History starts after prolonged interaction between natives and Europeans and is characterized by the voluminous writings left behind by colonists, soldiers, officials, and even a handful of natives who learned to read and write. Source: Glyn Edmund Daniel, The Idea of Prehistory (Edinburgh, Scotland: Edinburgh University Press, 1988), from there to all points of the compass. The migrants came in three waves. The first consisted of what archaeologists call the Amerinds, the ancestors of most Native American peoples and the progenitors of most Native American languages.
C. the Adena culture appeared in present-day southern and central Ohio, and three hundred years later another moundbuilding culture, Hopewell, arose in Ohio and spread much farther south. The Adena and Hopewell mounds were built in relation to the movements of the stars and the sun, and they were often designed in the shapes of birds, snakes and symbols of the sun, sky, moon, and earth. The Adena people and the Hopewellians lived adjacent to rivers so they could easily control the flow of trade goods up and down the Ohio River.
The population lived in small towns that were clustered around one of several mound centers scattered regularly between the northern and southern ends of the chiefdom. Coosa's total population was nearly four thousand, but it declined precipitously in the aftermath of Hernando de Soto's visit to the area in 1540. D. Calusa was one of the few southern chiefdoms that was not Mississippian. What separated it from the rest was a lack of horticulture and a dependence on an Archaic economy. The chiefdom of Calusa was populous and powerful.

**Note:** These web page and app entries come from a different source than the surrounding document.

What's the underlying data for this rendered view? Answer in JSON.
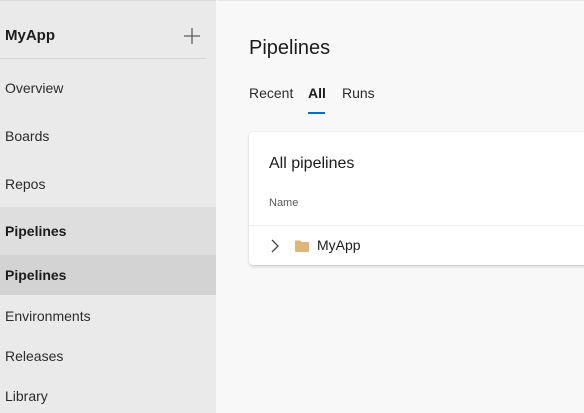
{
  "sidebar": {
    "project_name": "MyApp",
    "add_icon": "plus-icon",
    "items": [
      {
        "label": "Overview"
      },
      {
        "label": "Boards"
      },
      {
        "label": "Repos"
      },
      {
        "label": "Pipelines"
      },
      {
        "label": "Pipelines"
      },
      {
        "label": "Environments"
      },
      {
        "label": "Releases"
      },
      {
        "label": "Library"
      }
    ]
  },
  "main": {
    "title": "Pipelines",
    "tabs": [
      {
        "label": "Recent"
      },
      {
        "label": "All"
      },
      {
        "label": "Runs"
      }
    ],
    "active_tab": "All",
    "card": {
      "title": "All pipelines",
      "column_header": "Name",
      "rows": [
        {
          "label": "MyApp",
          "icon": "folder-icon",
          "expander_icon": "chevron-right-icon"
        }
      ]
    }
  },
  "colors": {
    "sidebar_bg": "#eaeaea",
    "selected_bg": "#d3d3d3",
    "accent": "#0f6cbd",
    "folder": "#dcb67a"
  }
}
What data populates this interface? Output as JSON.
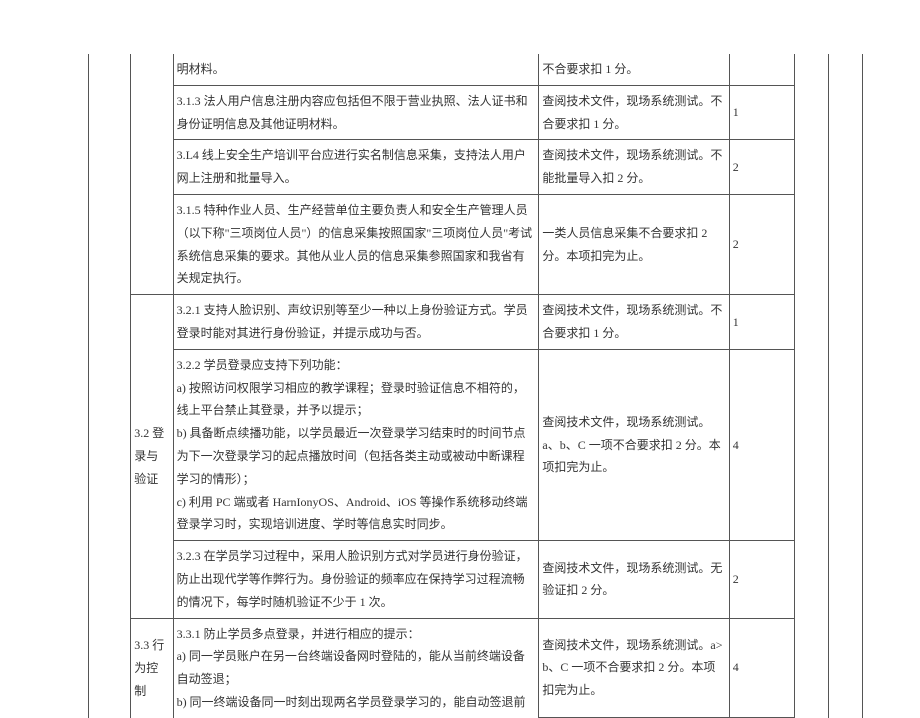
{
  "rows": [
    {
      "content": "明材料。",
      "criteria": "不合要求扣 1 分。",
      "score": "",
      "c_no_top": true,
      "d_no_top": true,
      "e_no_top": true
    },
    {
      "content": "3.1.3 法人用户信息注册内容应包括但不限于营业执照、法人证书和身份证明信息及其他证明材料。",
      "criteria": "查阅技术文件，现场系统测试。不合要求扣 1 分。",
      "score": "1"
    },
    {
      "content": "3.L4 线上安全生产培训平台应进行实名制信息采集，支持法人用户网上注册和批量导入。",
      "criteria": "查阅技术文件，现场系统测试。不能批量导入扣 2 分。",
      "score": "2"
    },
    {
      "content": "3.1.5 特种作业人员、生产经营单位主要负责人和安全生产管理人员（以下称\"三项岗位人员\"）的信息采集按照国家\"三项岗位人员\"考试系统信息采集的要求。其他从业人员的信息采集参照国家和我省有关规定执行。",
      "criteria": "一类人员信息采集不合要求扣 2 分。本项扣完为止。",
      "score": "2"
    },
    {
      "section": "3.2 登录与验证",
      "section_rowspan": 3,
      "content": "3.2.1 支持人脸识别、声纹识别等至少一种以上身份验证方式。学员登录时能对其进行身份验证，并提示成功与否。",
      "criteria": "查阅技术文件，现场系统测试。不合要求扣 1 分。",
      "score": "1"
    },
    {
      "content": "3.2.2 学员登录应支持下列功能：\na) 按照访问权限学习相应的教学课程；登录时验证信息不相符的，线上平台禁止其登录，并予以提示；\nb) 具备断点续播功能，以学员最近一次登录学习结束时的时间节点为下一次登录学习的起点播放时间（包括各类主动或被动中断课程学习的情形）；\nc) 利用 PC 端或者 HarnIonyOS、Android、iOS 等操作系统移动终端登录学习时，实现培训进度、学时等信息实时同步。",
      "criteria": "查阅技术文件，现场系统测试。a、b、C 一项不合要求扣 2 分。本项扣完为止。",
      "score": "4"
    },
    {
      "content": "3.2.3 在学员学习过程中，采用人脸识别方式对学员进行身份验证，防止出现代学等作弊行为。身份验证的频率应在保持学习过程流畅的情况下，每学时随机验证不少于 1 次。",
      "criteria": "查阅技术文件，现场系统测试。无验证扣 2 分。",
      "score": "2"
    },
    {
      "section": "3.3 行为控制",
      "section_rowspan": 1,
      "content": "3.3.1 防止学员多点登录，并进行相应的提示：\na) 同一学员账户在另一台终端设备网时登陆的，能从当前终端设备自动签退；\nb) 同一终端设备同一时刻出现两名学员登录学习的，能自动签退前",
      "criteria": "查阅技术文件，现场系统测试。a>b、C 一项不合要求扣 2 分。本项扣完为止。",
      "score": "4",
      "b_no_bottom": true,
      "c_no_bottom": true
    }
  ]
}
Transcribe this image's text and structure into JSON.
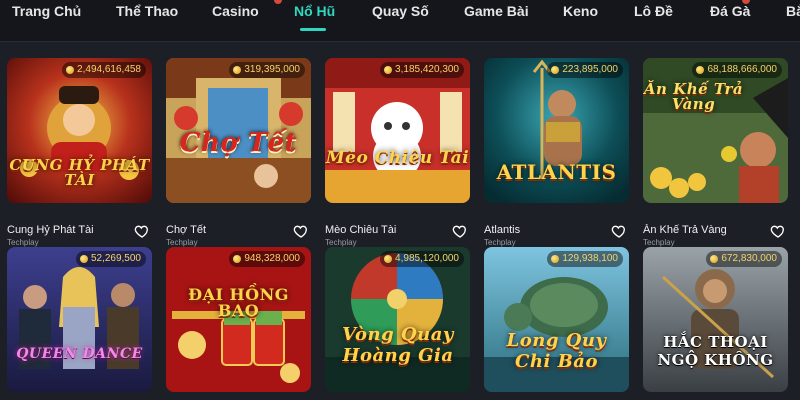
{
  "nav": {
    "items": [
      {
        "label": "Trang Chủ"
      },
      {
        "label": "Thể Thao"
      },
      {
        "label": "Casino"
      },
      {
        "label": "Nổ Hũ"
      },
      {
        "label": "Quay Số"
      },
      {
        "label": "Game Bài"
      },
      {
        "label": "Keno"
      },
      {
        "label": "Lô Đề"
      },
      {
        "label": "Đá Gà"
      },
      {
        "label": "Bắ"
      }
    ],
    "active": "Nổ Hũ",
    "accent": "#2fd7c0"
  },
  "games": [
    {
      "name": "Cung Hỷ Phát Tài",
      "provider": "Techplay",
      "jackpot": "2,494,616,458",
      "art_title": "CUNG HỶ PHÁT TÀI",
      "icon": "heart-icon"
    },
    {
      "name": "Chợ Tết",
      "provider": "Techplay",
      "jackpot": "319,395,000",
      "art_title": "Chợ Tết",
      "icon": "heart-icon"
    },
    {
      "name": "Mèo Chiêu Tài",
      "provider": "Techplay",
      "jackpot": "3,185,420,300",
      "art_title": "Mèo Chiêu Tài",
      "icon": "heart-icon"
    },
    {
      "name": "Atlantis",
      "provider": "Techplay",
      "jackpot": "223,895,000",
      "art_title": "ATLANTIS",
      "icon": "heart-icon"
    },
    {
      "name": "Ăn Khế Trả Vàng",
      "provider": "Techplay",
      "jackpot": "68,188,666,000",
      "art_title": "Ăn Khế Trả Vàng",
      "icon": "heart-icon"
    },
    {
      "name": "",
      "provider": "",
      "jackpot": "52,269,500",
      "art_title": "QUEEN DANCE",
      "icon": "heart-icon"
    },
    {
      "name": "",
      "provider": "",
      "jackpot": "948,328,000",
      "art_title": "ĐẠI HỒNG BAO",
      "icon": "heart-icon"
    },
    {
      "name": "",
      "provider": "",
      "jackpot": "4,985,120,000",
      "art_title": "Vòng Quay Hoàng Gia",
      "icon": "heart-icon"
    },
    {
      "name": "",
      "provider": "",
      "jackpot": "129,938,100",
      "art_title": "Long Quy Chi Bảo",
      "icon": "heart-icon"
    },
    {
      "name": "",
      "provider": "",
      "jackpot": "672,830,000",
      "art_title": "HẮC THOẠI NGỘ KHÔNG",
      "icon": "heart-icon"
    }
  ],
  "colors": {
    "background": "#1d1f26",
    "jackpot_text": "#f5d36a"
  }
}
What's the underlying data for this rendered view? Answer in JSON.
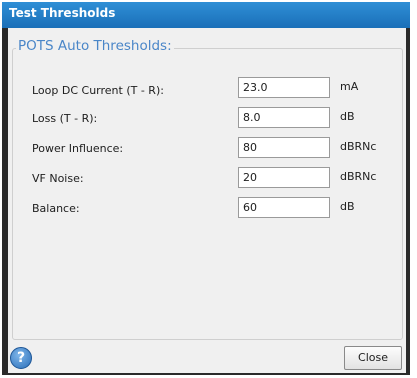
{
  "window": {
    "title": "Test Thresholds"
  },
  "group": {
    "title": "POTS Auto Thresholds:"
  },
  "fields": [
    {
      "label": "Loop DC Current (T - R):",
      "value": "23.0",
      "unit": "mA"
    },
    {
      "label": "Loss (T - R):",
      "value": "8.0",
      "unit": "dB"
    },
    {
      "label": "Power Influence:",
      "value": "80",
      "unit": "dBRNc"
    },
    {
      "label": "VF Noise:",
      "value": "20",
      "unit": "dBRNc"
    },
    {
      "label": "Balance:",
      "value": "60",
      "unit": "dB"
    }
  ],
  "footer": {
    "help_glyph": "?",
    "close_label": "Close"
  },
  "colors": {
    "title_bar": "#1f7cc6",
    "group_title": "#4a86c8",
    "panel": "#f0f0f0"
  }
}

American Eras: Early American Civilizations and Exploration to 1600 (American Eras) by Gretchen D. Starr-Lebeau